Problem requirements:
Isolate every line in the records below with "post" in it.

Data supplied:
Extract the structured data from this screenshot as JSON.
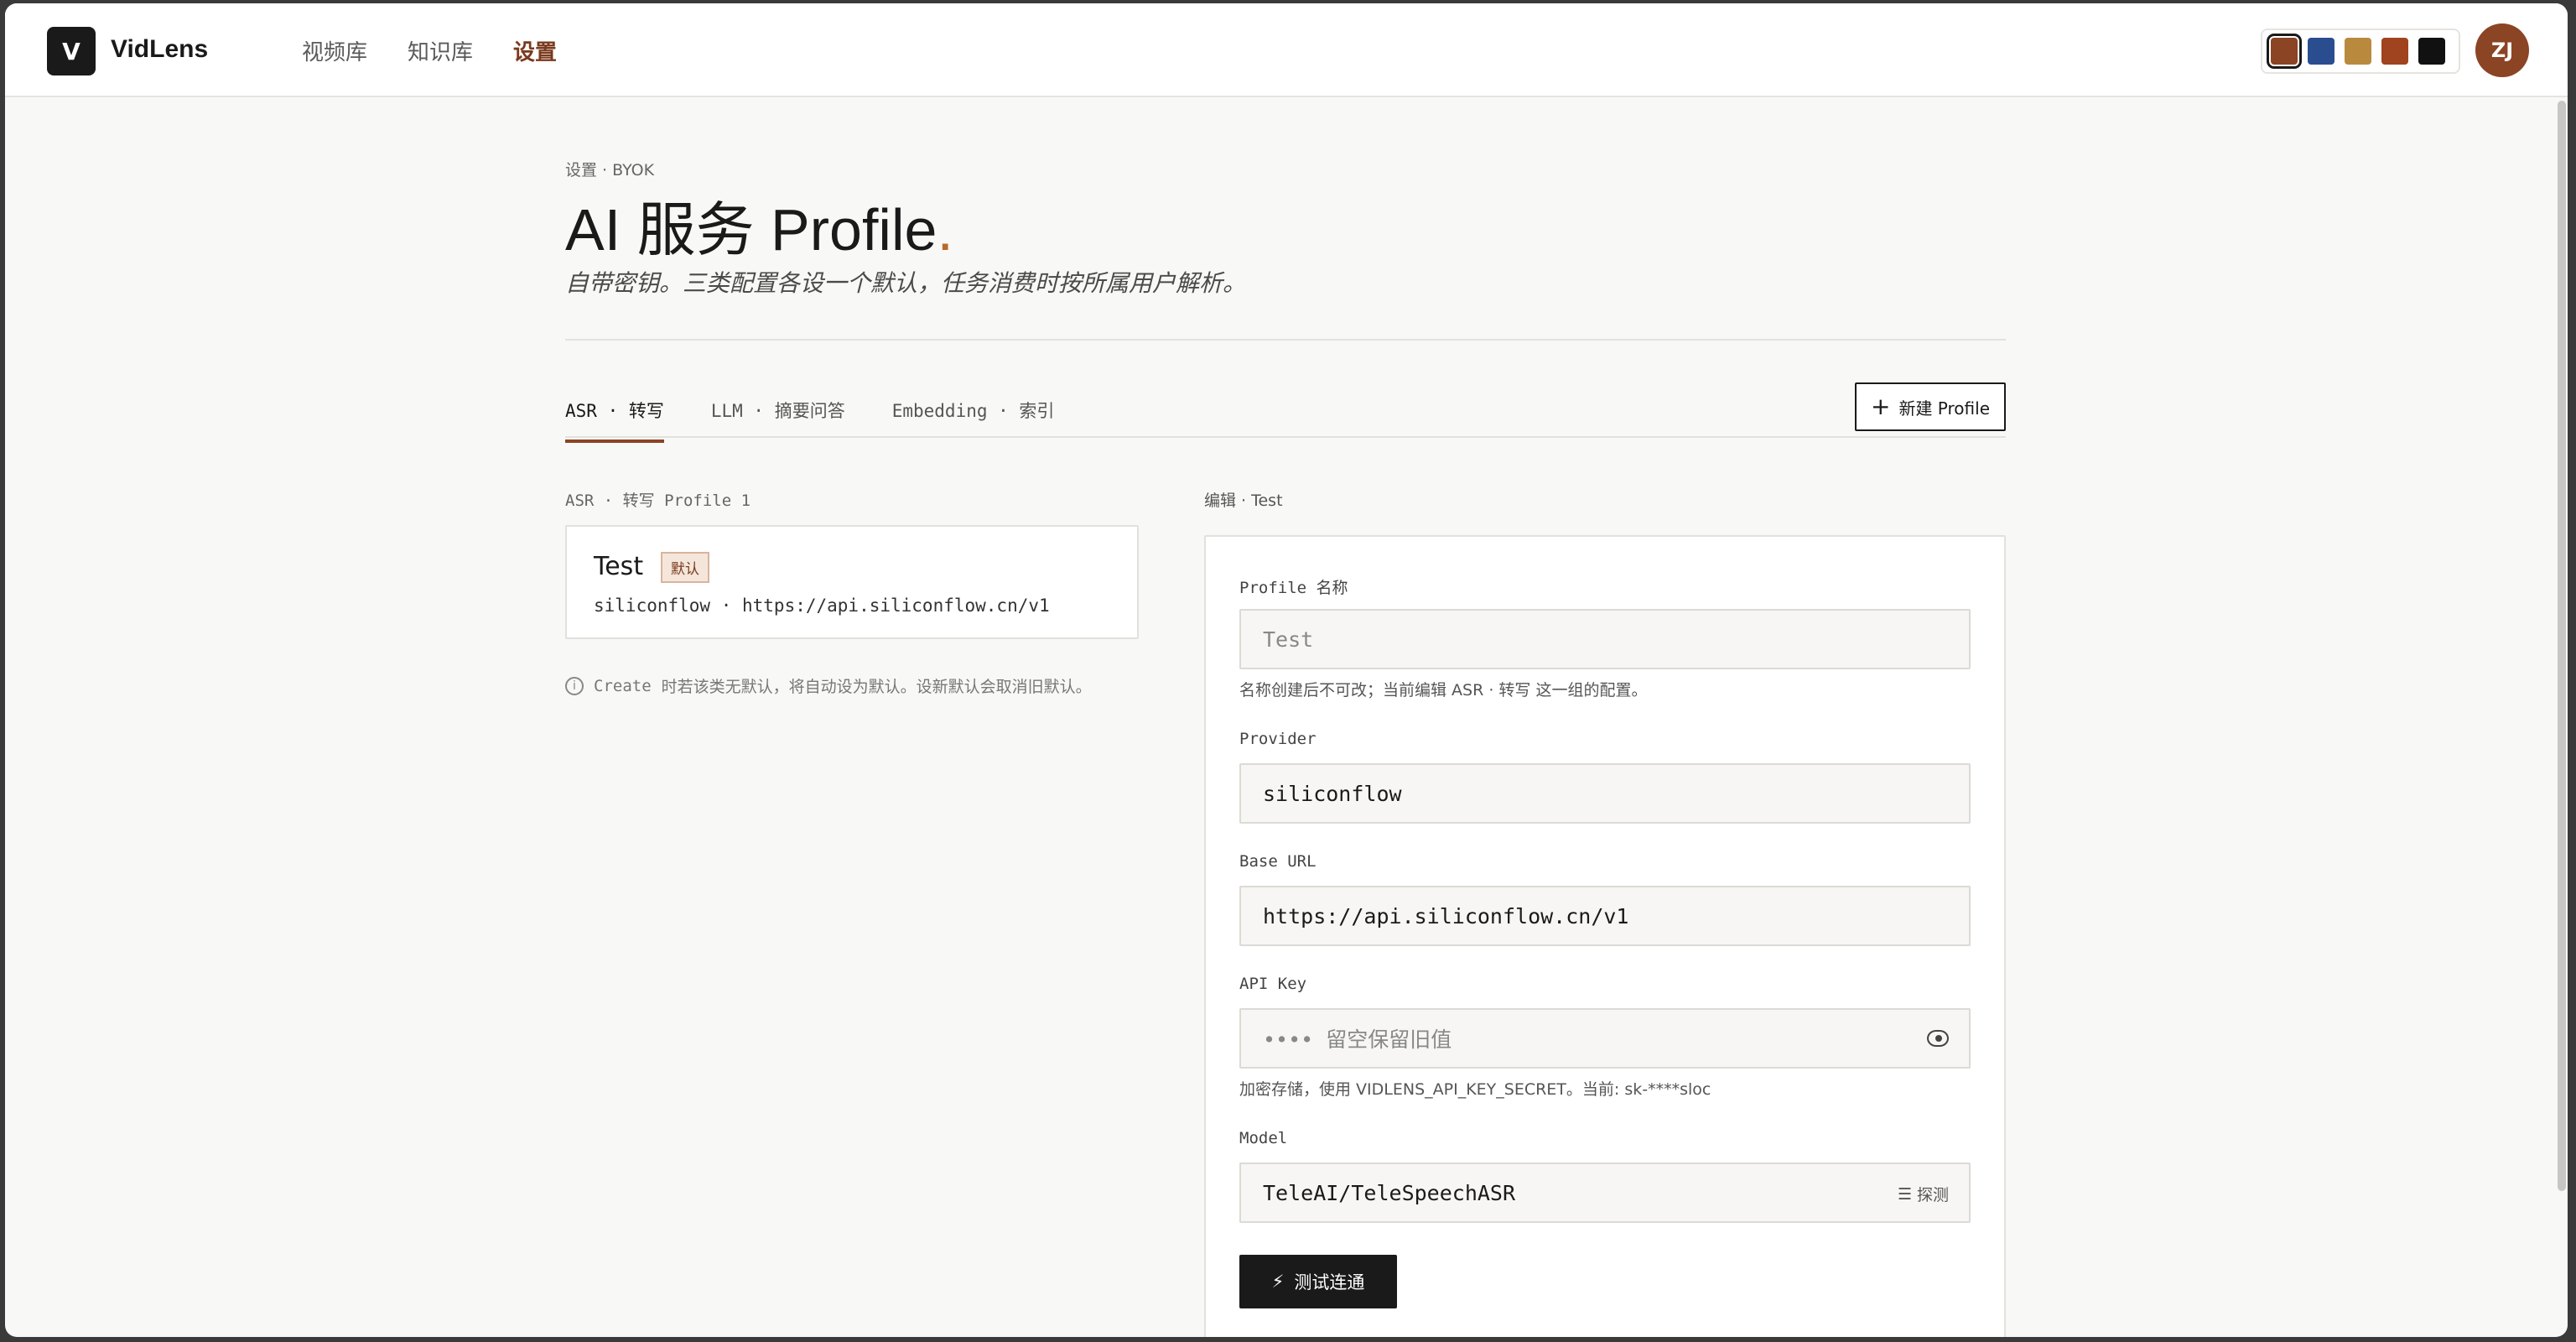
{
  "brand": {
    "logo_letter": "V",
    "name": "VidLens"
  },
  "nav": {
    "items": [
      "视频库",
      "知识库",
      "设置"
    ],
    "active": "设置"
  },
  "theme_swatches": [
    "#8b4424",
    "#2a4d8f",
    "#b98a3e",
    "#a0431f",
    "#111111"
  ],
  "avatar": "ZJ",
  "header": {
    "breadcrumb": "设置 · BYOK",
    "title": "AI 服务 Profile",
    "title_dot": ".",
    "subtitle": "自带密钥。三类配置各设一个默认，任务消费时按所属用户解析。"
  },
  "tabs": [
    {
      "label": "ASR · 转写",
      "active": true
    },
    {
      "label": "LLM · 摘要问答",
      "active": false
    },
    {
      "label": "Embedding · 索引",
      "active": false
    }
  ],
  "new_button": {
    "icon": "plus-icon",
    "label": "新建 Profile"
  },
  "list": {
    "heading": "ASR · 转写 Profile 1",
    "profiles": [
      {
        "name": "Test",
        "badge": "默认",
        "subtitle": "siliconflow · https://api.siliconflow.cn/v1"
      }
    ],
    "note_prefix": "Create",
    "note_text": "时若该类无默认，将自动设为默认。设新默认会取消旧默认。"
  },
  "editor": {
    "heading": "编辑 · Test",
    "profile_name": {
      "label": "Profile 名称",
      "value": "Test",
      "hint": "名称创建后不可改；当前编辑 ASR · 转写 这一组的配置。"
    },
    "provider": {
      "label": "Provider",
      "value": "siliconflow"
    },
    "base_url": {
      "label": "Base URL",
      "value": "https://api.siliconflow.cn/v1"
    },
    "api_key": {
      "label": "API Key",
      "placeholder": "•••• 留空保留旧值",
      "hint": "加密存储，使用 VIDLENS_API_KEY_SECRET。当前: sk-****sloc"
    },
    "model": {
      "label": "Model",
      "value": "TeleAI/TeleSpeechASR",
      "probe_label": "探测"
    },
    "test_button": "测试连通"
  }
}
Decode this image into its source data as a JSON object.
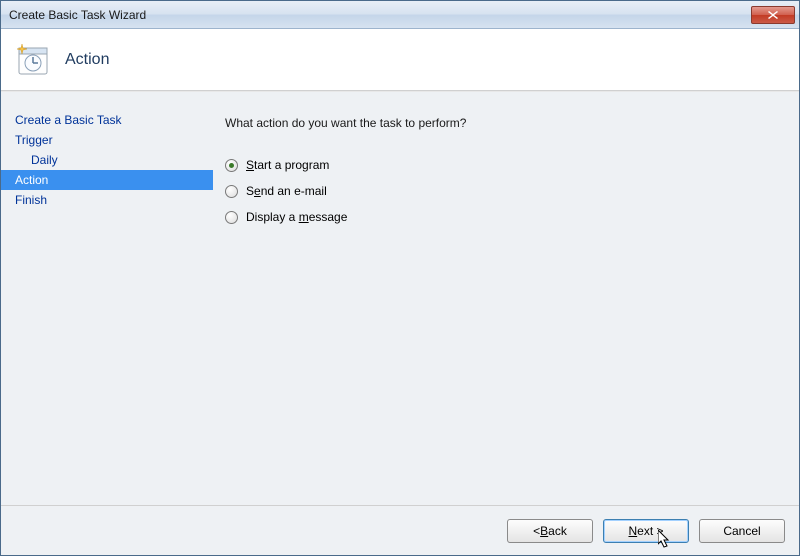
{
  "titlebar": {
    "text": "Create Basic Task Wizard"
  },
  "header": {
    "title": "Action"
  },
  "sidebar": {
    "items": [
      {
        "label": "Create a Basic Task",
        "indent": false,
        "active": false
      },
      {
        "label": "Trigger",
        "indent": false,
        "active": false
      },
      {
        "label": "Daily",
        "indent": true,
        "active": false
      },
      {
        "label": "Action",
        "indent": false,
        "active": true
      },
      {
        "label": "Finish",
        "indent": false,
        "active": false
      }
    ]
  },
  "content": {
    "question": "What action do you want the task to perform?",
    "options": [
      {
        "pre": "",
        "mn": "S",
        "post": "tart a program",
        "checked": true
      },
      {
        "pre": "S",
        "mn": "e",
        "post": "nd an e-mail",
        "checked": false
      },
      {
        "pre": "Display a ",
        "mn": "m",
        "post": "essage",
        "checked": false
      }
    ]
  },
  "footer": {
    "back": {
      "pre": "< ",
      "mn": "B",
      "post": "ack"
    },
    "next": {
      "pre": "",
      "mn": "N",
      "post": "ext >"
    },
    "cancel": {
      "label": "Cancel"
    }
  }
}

Answer box:
        "post": "tart a program",
        "post": "nd an e-mail",
        "post": "essage",
      "post": "ack"
      "post": "ext >"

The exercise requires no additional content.